The enemy used depression to create a fog that would lead me down a path of despair. The truth became even harder to discern through the fog and the lies increased in strength. The stronghold of lies and labels was so strong that the truth couldn’t even penetrate it. I began to feel more and more that the wounded identity was the true me and that I would never overcome it. I begged God to take it away but I never addressed what was driving it. I went forward at church invitations and retreat campfires and promised God over and over that I would never act out again, that I would be faithful. The repeated unanswered prayers and the repeated broken promises worked together to create a great disillusionment about God. Maybe it was all made up. Maybe God wasn’t real. Maybe I was meant to be this way. Maybe He just didn’t care. Maybe …

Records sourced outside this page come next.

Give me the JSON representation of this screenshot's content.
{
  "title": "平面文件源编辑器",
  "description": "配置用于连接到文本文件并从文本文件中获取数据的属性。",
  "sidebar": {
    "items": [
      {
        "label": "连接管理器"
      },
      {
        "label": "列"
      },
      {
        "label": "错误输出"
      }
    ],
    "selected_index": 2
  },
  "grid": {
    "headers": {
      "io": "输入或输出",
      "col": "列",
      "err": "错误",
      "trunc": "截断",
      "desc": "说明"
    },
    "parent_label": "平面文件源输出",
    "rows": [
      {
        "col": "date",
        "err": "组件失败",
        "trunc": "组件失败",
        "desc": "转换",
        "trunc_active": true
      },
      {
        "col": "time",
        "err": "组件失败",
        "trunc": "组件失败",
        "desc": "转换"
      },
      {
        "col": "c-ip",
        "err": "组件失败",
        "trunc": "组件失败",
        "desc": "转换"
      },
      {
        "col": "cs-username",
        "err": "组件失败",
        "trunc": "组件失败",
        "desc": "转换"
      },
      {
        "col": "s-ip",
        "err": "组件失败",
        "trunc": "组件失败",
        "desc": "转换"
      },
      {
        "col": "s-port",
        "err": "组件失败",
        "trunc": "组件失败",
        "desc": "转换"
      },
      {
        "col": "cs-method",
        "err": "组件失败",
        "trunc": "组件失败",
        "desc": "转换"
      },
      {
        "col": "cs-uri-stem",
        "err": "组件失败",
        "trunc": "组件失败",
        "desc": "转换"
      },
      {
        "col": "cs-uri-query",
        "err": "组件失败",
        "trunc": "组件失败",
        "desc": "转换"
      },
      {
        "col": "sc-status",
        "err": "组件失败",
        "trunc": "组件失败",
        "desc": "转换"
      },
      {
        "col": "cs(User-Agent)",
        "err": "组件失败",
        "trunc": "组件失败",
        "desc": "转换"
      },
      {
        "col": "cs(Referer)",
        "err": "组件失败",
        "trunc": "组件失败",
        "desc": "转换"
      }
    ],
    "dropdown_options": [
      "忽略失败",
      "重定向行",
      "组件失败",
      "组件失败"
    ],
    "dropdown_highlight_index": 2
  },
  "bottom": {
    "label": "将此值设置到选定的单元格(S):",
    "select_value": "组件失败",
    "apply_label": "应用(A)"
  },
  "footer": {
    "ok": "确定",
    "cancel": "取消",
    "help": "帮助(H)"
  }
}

The suicidal thoughts started very subtly, and in the fog, I didn’t even recognize them for what they were. I was tired, exhausted from the endless cycle of striving and indulging. I just wanted to go to sleep and never wake up. As this thought grew in my mind, I began to formulate a plan to make it happen. My double life had already taken its toll on me physically. I was experiencing high blood pressure, passing out spells and migraine headaches. No real medical cause was ever found for my symptoms but the doctors were more than happy to medicate them. I started taking more and more of my medication to help me sleep and help me to forget my struggles.

Finally, the day came when I didn’t care if I woke up or not. The thought that I kept repeating in my mind was that I wanted to go to sleep and never wake up. I had preached morning and evening messages at church the day before and felt emptier than I could ever remember. I went into my bedroom and began swallowing pills.

I don’t even remember how far I had gotten in the process when my wife came in and I fell apart in front of her. By the end of that day, just 24 hours after another religious performance, I was admitted to a psychiatric hospital and labeled suicidal. It was a humiliating experience. I was stripped of my belt, razor, shoe strings and anything else that I might use to harm myself. I was put in a room where I could be watched so that I would not attempt suicide. I was heavily medicated. I lost my church, nearly lost my family, lost my perfect mask and lost my capacity to maintain the facade of my past.

The psychiatric hospital was not the answer to all of my problems, but the Lord did use it to provide me with a safe place to let down my guard and share with my wife and others what was really going on inside of me (wouldn’t it have been awesome if the church had been that safe place!). HONESTY. This was my first choice toward life. Maybe it will help you make this choice as well!

When my journey was held inside in secrecy, it had great power over me. I felt like I was the only one who experienced these things or felt this way. Since sharing my journey with others, I have come to understand that we all have a story. Some involve much more pain than mine and some less but we all have a story and we all need to choose life.